Given that aggressive behavior is one of the top problems associated with dog ownership, investigators examined omega-3 status in aggressive but otherwise healthy adult dogs. Trouble-free control dogs were also examined. Compared with docile dogs, aggressive canines had a lower concentration of DHA in their blood, and a higher ratio of omega-6:omega-3 fatty acids. The scientists concluded, “Our results suggest that low omega-3 fatty acids may adversely impact behaviour in dogs, resulting in greater propensity to aggression.”4

—Dale Kiefer

Reference

1. Hibbeln JR, Ferguson TA, Blasbalg TL. Omega-3 fatty acid deficiencies in neurodevelopment, aggression and autonomic dysregulation: opportunities for intervention. Int Rev Psychiatry. 2006 Apr;18(2):107-18.
2. Garland MR, Hallahan B. Essential fatty acids and their role in conditions characterised by impulsivity. Int Rev Psychiatry. 2006 Apr;18(2):99-105.
3. Hamazaki T, Sawazaki S, Itomura M, et al. The effect of docosahexaenoic acid on aggression in young adults. A placebo-controlled double-blind study. J Clin Invest. 1996 Feb 15;97(4):1129-33.
4. Re S, Zanoletti M, Emanuele E. Aggressive dogs are characterized by low omega-3 polyunsaturated fatty acid status. Vet Res Commun. 2007 Sep 19; [Epub ahead of print].

Quercetin Lowers Blood Pressure in Clinical Trial

Quercetin helps reduce blood pressure in hypertensive adults, according to a clinical trial published in the Journal of Nutrition.*

Investigators enrolled 19 men and women with pre-hypertension and 22 with stage I (or mild) hypertension in a randomized, double-blind, placebo-controlled, crossover trial. Supplementation with 730 mg of quercetin for 28 days produced statistically significant reductions in blood pressure in those with stage I hypertension.

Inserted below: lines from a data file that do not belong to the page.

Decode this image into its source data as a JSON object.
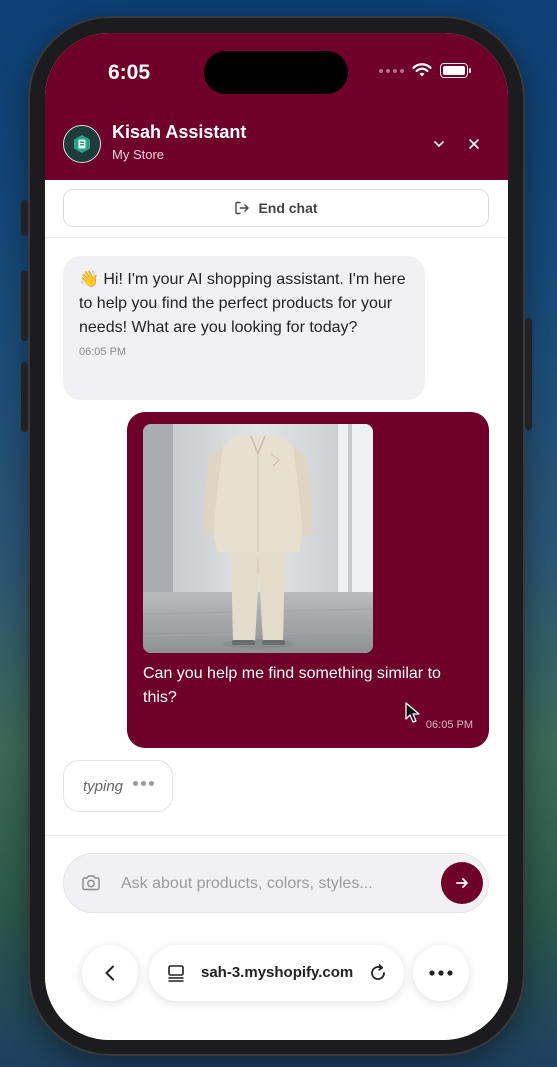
{
  "status_bar": {
    "time": "6:05"
  },
  "header": {
    "title": "Kisah Assistant",
    "subtitle": "My Store",
    "color": "#6f0029"
  },
  "end_chat": {
    "label": "End chat"
  },
  "messages": {
    "bot": {
      "emoji": "👋",
      "text": "Hi! I'm your AI shopping assistant. I'm here to help you find the perfect products for your needs! What are you looking for today?",
      "time": "06:05 PM"
    },
    "user": {
      "text": "Can you help me find something similar to this?",
      "time": "06:05 PM"
    }
  },
  "typing": {
    "label": "typing"
  },
  "composer": {
    "placeholder": "Ask about products, colors, styles...",
    "value": ""
  },
  "browser": {
    "url": "sah-3.myshopify.com"
  }
}
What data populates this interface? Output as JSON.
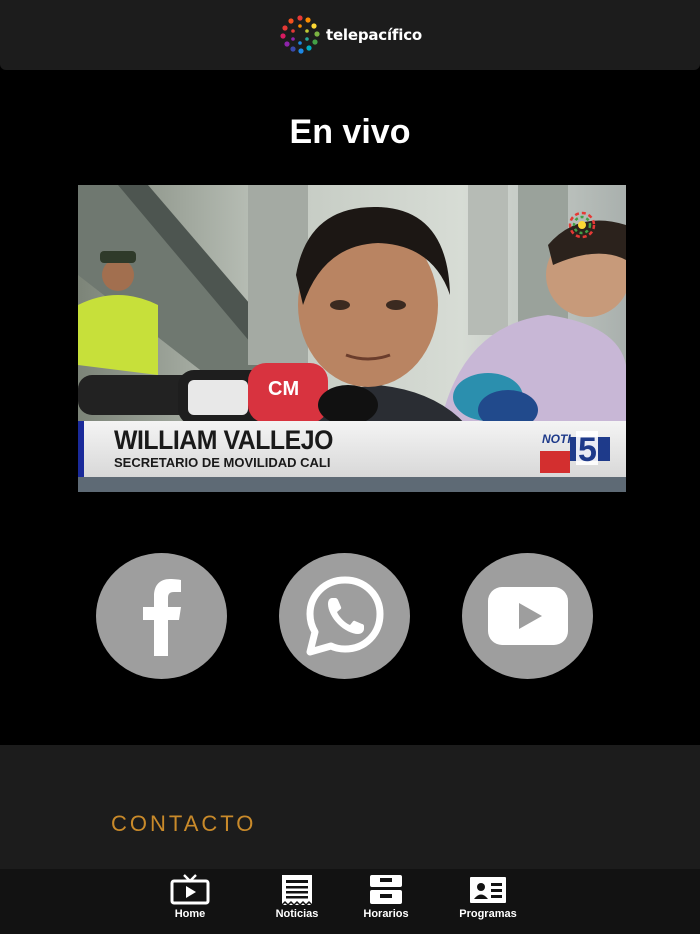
{
  "header": {
    "brand_name": "telepacífico"
  },
  "live": {
    "title": "En vivo",
    "video": {
      "lower_third_name": "WILLIAM VALLEJO",
      "lower_third_role": "SECRETARIO DE MOVILIDAD CALI",
      "mic_flag_text": "CM"
    }
  },
  "social": {
    "items": [
      {
        "icon": "facebook-icon"
      },
      {
        "icon": "whatsapp-icon"
      },
      {
        "icon": "youtube-icon"
      }
    ]
  },
  "footer": {
    "contact_title": "CONTACTO"
  },
  "bottom_nav": {
    "items": [
      {
        "label": "Home",
        "icon": "tv-icon"
      },
      {
        "label": "Noticias",
        "icon": "newspaper-icon"
      },
      {
        "label": "Horarios",
        "icon": "schedule-icon"
      },
      {
        "label": "Programas",
        "icon": "programs-icon"
      }
    ]
  },
  "colors": {
    "header_bg": "#1c1c1c",
    "page_bg": "#000000",
    "social_button": "#9e9e9e",
    "contact_accent": "#c98a2a",
    "nav_bg": "#121212"
  }
}
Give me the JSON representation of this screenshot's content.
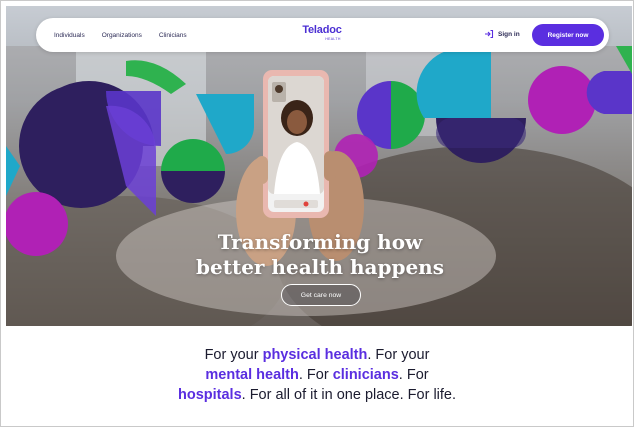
{
  "nav": {
    "links": [
      "Individuals",
      "Organizations",
      "Clinicians"
    ],
    "brand": "Teladoc",
    "brand_sub": "HEALTH",
    "signin": "Sign in",
    "register": "Register now"
  },
  "hero": {
    "headline_line1": "Transforming how",
    "headline_line2": "better health happens",
    "cta": "Get care now"
  },
  "tagline": {
    "p1": "For your ",
    "h1": "physical health",
    "p2": ". For your",
    "h2": "mental health",
    "p3": ". For ",
    "h3": "clinicians",
    "p4": ". For",
    "h4": "hospitals",
    "p5": ". For all of it in one place. For life."
  },
  "colors": {
    "accent": "#5a2ee0",
    "navy_shape": "#2e1f5e",
    "teal_shape": "#1fa8c9",
    "green_shape": "#1faa4a",
    "magenta_shape": "#b021b5"
  }
}
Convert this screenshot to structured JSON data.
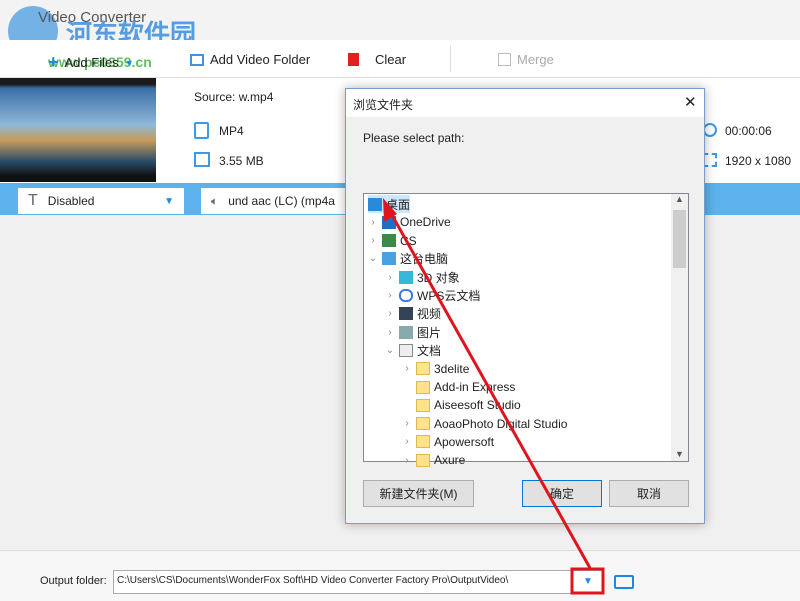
{
  "app": {
    "title": "Video Converter",
    "watermark": "河东软件园 www.pc0359.cn"
  },
  "toolbar": {
    "add_files": "Add Files",
    "add_video_folder": "Add Video Folder",
    "clear": "Clear",
    "merge": "Merge"
  },
  "file": {
    "source": "Source: w.mp4",
    "format": "MP4",
    "size": "3.55 MB",
    "duration": "00:00:06",
    "resolution": "1920 x 1080"
  },
  "options": {
    "subtitle": "Disabled",
    "audio": "und aac (LC) (mp4a"
  },
  "output": {
    "label": "Output folder:",
    "path": "C:\\Users\\CS\\Documents\\WonderFox Soft\\HD Video Converter Factory Pro\\OutputVideo\\"
  },
  "dialog": {
    "title": "浏览文件夹",
    "prompt": "Please select path:",
    "new_folder": "新建文件夹(M)",
    "ok": "确定",
    "cancel": "取消",
    "tree": [
      {
        "label": "桌面",
        "level": 0,
        "chev": "",
        "icon": "desktop",
        "selected": true
      },
      {
        "label": "OneDrive",
        "level": 0,
        "chev": ">",
        "icon": "cloud"
      },
      {
        "label": "CS",
        "level": 0,
        "chev": ">",
        "icon": "user"
      },
      {
        "label": "这台电脑",
        "level": 0,
        "chev": "v",
        "icon": "computer"
      },
      {
        "label": "3D 对象",
        "level": 1,
        "chev": ">",
        "icon": "cube"
      },
      {
        "label": "WPS云文档",
        "level": 1,
        "chev": ">",
        "icon": "cloud-outline"
      },
      {
        "label": "视频",
        "level": 1,
        "chev": ">",
        "icon": "video"
      },
      {
        "label": "图片",
        "level": 1,
        "chev": ">",
        "icon": "picture"
      },
      {
        "label": "文档",
        "level": 1,
        "chev": "v",
        "icon": "document"
      },
      {
        "label": "3delite",
        "level": 2,
        "chev": ">",
        "icon": "folder"
      },
      {
        "label": "Add-in Express",
        "level": 2,
        "chev": "",
        "icon": "folder"
      },
      {
        "label": "Aiseesoft Studio",
        "level": 2,
        "chev": "",
        "icon": "folder"
      },
      {
        "label": "AoaoPhoto Digital Studio",
        "level": 2,
        "chev": ">",
        "icon": "folder"
      },
      {
        "label": "Apowersoft",
        "level": 2,
        "chev": ">",
        "icon": "folder"
      },
      {
        "label": "Axure",
        "level": 2,
        "chev": ">",
        "icon": "folder"
      }
    ]
  },
  "colors": {
    "accent": "#5cb2ec",
    "annotation": "#e0141e"
  }
}
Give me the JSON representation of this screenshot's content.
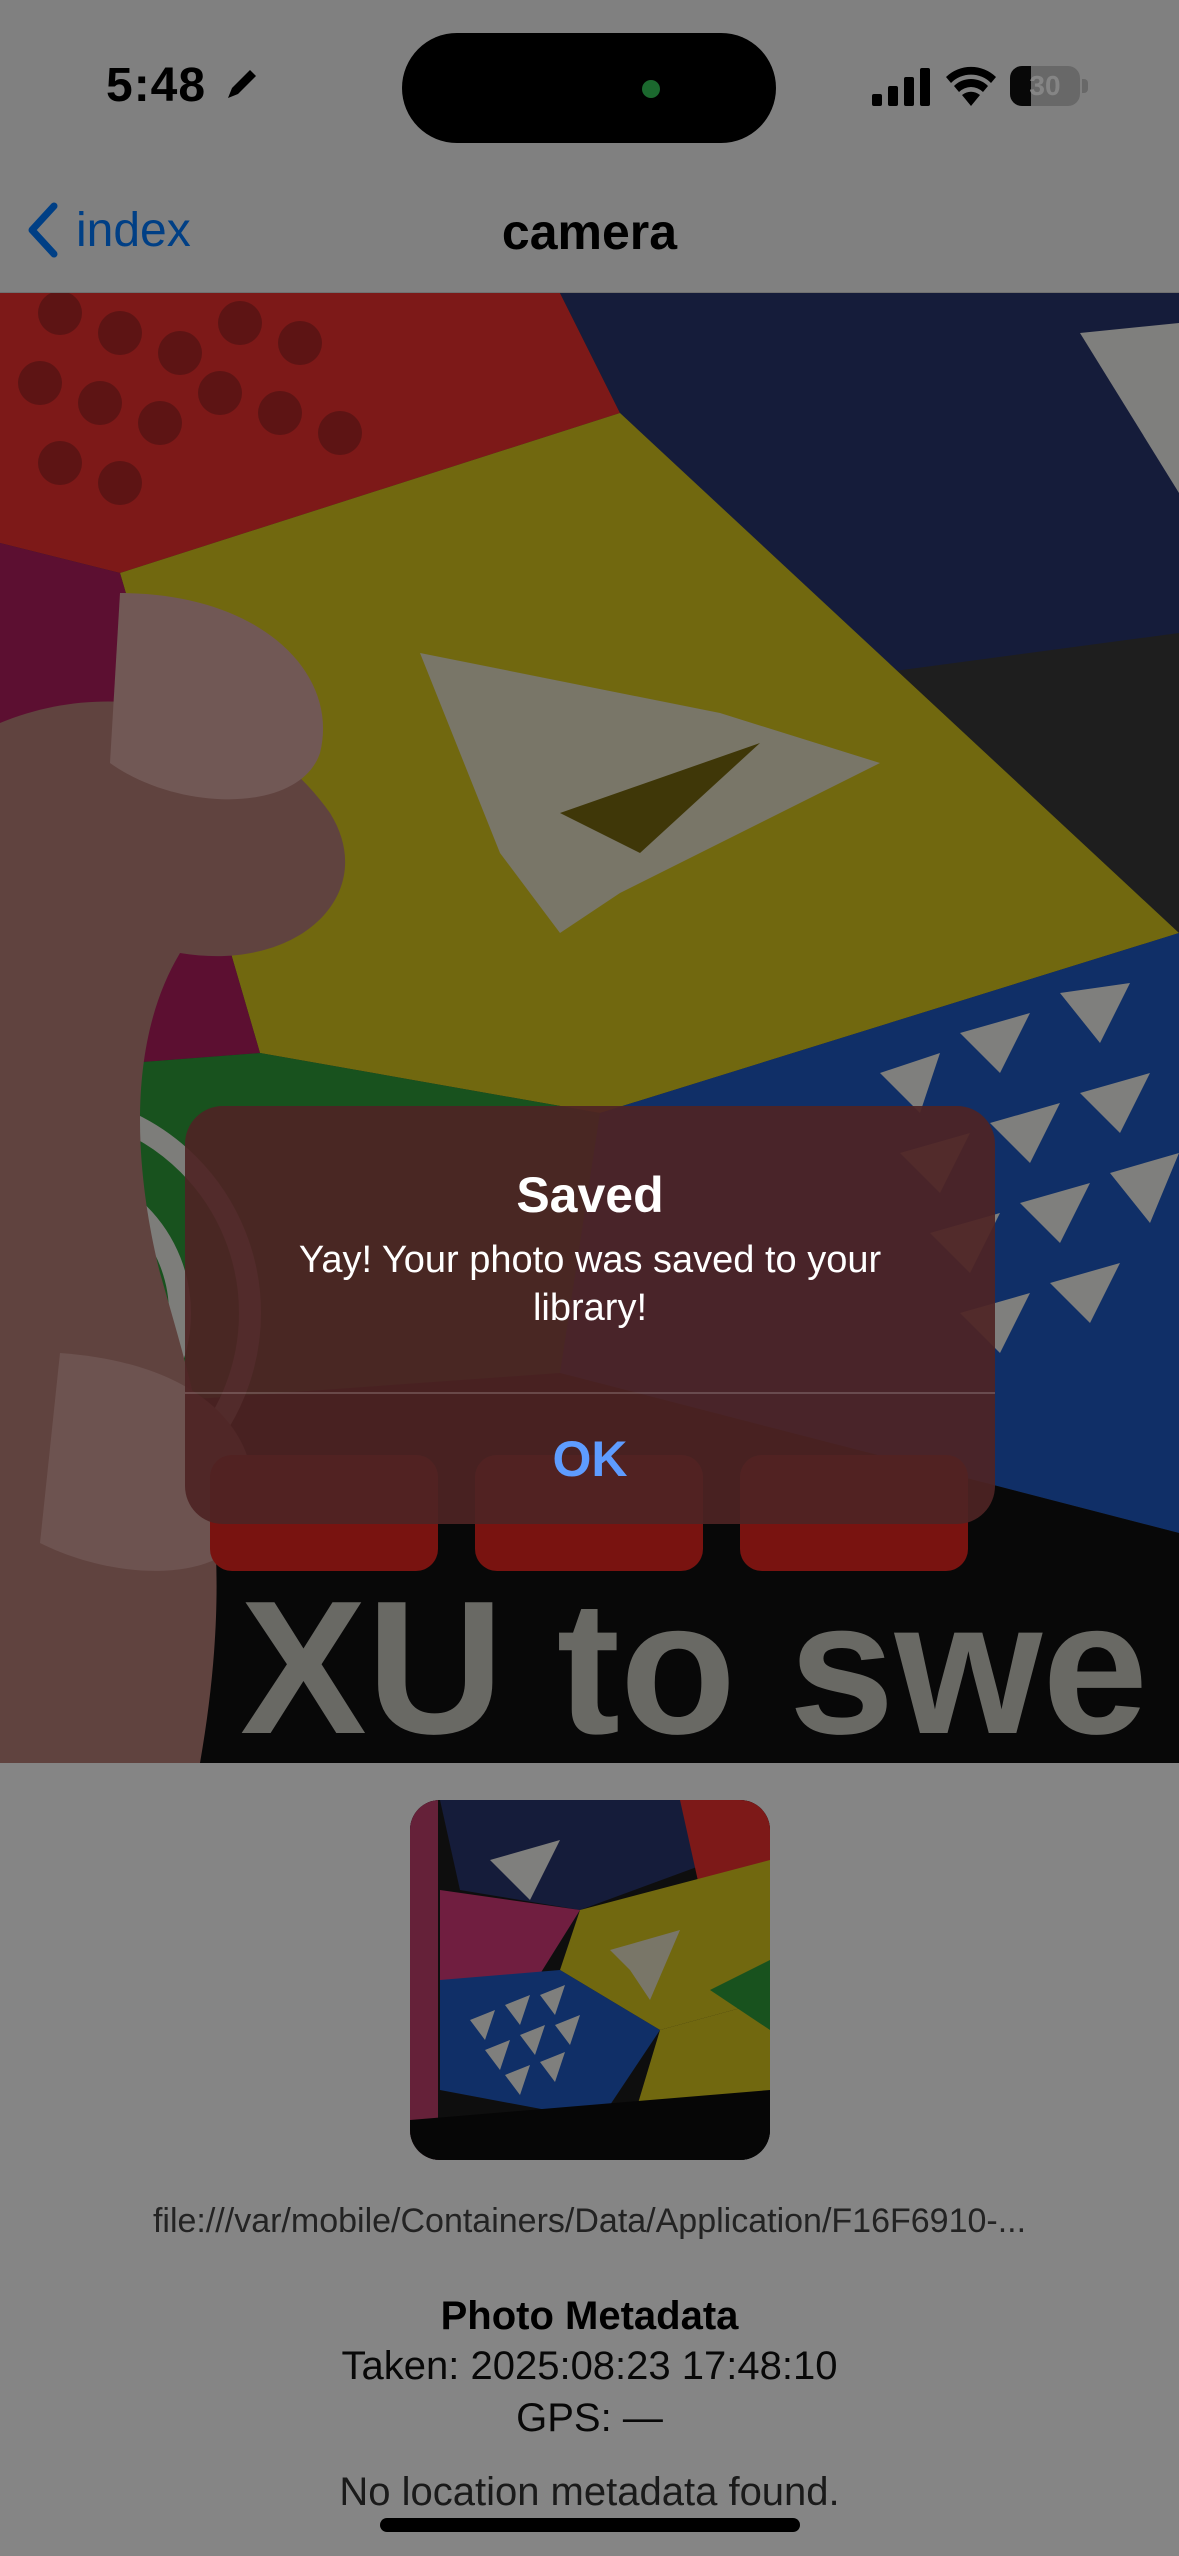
{
  "status_bar": {
    "time": "5:48",
    "battery": "30",
    "battery_level": 0.3
  },
  "nav": {
    "back_label": "index",
    "title": "camera"
  },
  "preview": {
    "photo_text": "XU to swe",
    "shutter_button_count": 3
  },
  "photo": {
    "file_uri": "file:///var/mobile/Containers/Data/Application/F16F6910-..."
  },
  "metadata": {
    "title": "Photo Metadata",
    "taken": "Taken: 2025:08:23 17:48:10",
    "gps": "GPS: —",
    "location_note": "No location metadata found."
  },
  "alert": {
    "title": "Saved",
    "message": "Yay! Your photo was saved to your library!",
    "ok_label": "OK"
  },
  "colors": {
    "accent": "#007aff",
    "alert_button": "#5e9cff",
    "camera_button": "#e8251f",
    "island_indicator": "#34c759"
  }
}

Systolic pressure dropped by an average of 7 mm Hg, while diastolic pressure fell by an average of 5 mm Hg.

“Our study is, to our knowledge, the first to show that quercetin reduces blood pressure in stage I hypertensive individuals,” the scientists wrote. “Our data indicate that potential exists for this polyphenolic compound to be used as adjunct therapy in diet/lifestyle interventions to help control blood pressure in hypertensive individuals.”

—Dayna Dye

Reference

* Edwards RL, Lyon T, Litwin SE, Rabovsky A, Symons JD, Jalili T. Quercetin reduces blood pressure in hypertensive subjects. J Nutr. 2007 Nov;137(11):2405-11.